I've been working this week with folks presenting at the Reinventing the American Dream TedX conference at Occidental College this weekend. It gave me an opportunity to think anew about what it takes to build these incredible 18 minute talks. I think of them as three-part counterpoint: your words, your images, your performance.
Here are the three critical steps to producing a kickass TED talk.
- PREPARE TO DIG. The hardest part of a TED talk is discovering your idea worth spreading. Typically people start with one idea and it morphs into another and then that idea skittles away too. Don't shortchange yourself in the time it takes. It’s a gift to yourself and your audience. A good TED talk will help you put roots down deep into your own soil. It’s an act of personal grounding that will help you animate your future with a sense of purpose. But that process takes time.

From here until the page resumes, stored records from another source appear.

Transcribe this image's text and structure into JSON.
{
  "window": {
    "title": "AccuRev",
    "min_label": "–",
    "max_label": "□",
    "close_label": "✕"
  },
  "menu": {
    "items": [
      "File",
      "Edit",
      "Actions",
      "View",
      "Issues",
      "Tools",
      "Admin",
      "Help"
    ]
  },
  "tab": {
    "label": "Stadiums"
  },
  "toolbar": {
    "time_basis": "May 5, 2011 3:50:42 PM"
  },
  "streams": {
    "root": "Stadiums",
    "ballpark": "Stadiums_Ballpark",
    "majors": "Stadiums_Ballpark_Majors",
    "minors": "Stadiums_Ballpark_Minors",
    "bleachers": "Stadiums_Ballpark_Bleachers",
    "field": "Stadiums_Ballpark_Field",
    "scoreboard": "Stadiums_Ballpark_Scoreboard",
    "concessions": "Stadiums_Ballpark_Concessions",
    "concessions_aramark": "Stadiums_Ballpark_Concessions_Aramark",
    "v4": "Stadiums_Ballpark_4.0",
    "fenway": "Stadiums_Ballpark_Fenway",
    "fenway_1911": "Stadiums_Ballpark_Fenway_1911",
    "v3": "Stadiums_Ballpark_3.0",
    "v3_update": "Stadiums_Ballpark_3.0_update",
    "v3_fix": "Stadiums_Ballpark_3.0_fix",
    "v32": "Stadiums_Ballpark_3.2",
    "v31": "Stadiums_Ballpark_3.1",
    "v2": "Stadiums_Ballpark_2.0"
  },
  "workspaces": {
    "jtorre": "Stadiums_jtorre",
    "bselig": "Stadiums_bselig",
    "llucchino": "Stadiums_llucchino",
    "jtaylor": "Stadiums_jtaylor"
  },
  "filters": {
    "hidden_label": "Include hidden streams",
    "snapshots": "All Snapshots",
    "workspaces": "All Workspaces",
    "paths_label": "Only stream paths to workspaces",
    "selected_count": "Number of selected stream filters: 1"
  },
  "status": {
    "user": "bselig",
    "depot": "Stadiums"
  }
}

People tell me they value my work as a coach at this stage because I don't red pencil what they’ve written. I ask questions to tease out what it is they want to say. “Why are you saying that here?” “It seems like this is important to you, but it’s not clear to me why.” “What’s the one thing you want your audience to remember?”
- COLLECT IMAGES EARLY. You can't just drop pictures in at the last moment. Images matter! Perception studies say people remember far more of what they see than the words they hear. Plus your images are liable to affect your words. Start with the words, add the pictures, tweak the words, tweak the pictures.
- PRACTICE LIKE MAD. Rehearse early and often. Rehearsal is really an extension of the idea development phase. In practicing you’ll discover new ideas, new words, new ways of expressing what you have to say with language that is vivid and authentic to you.
Want to see what digging and practice reaps? Gamal Palmer TEDx talk includes great soul-baring storytelling.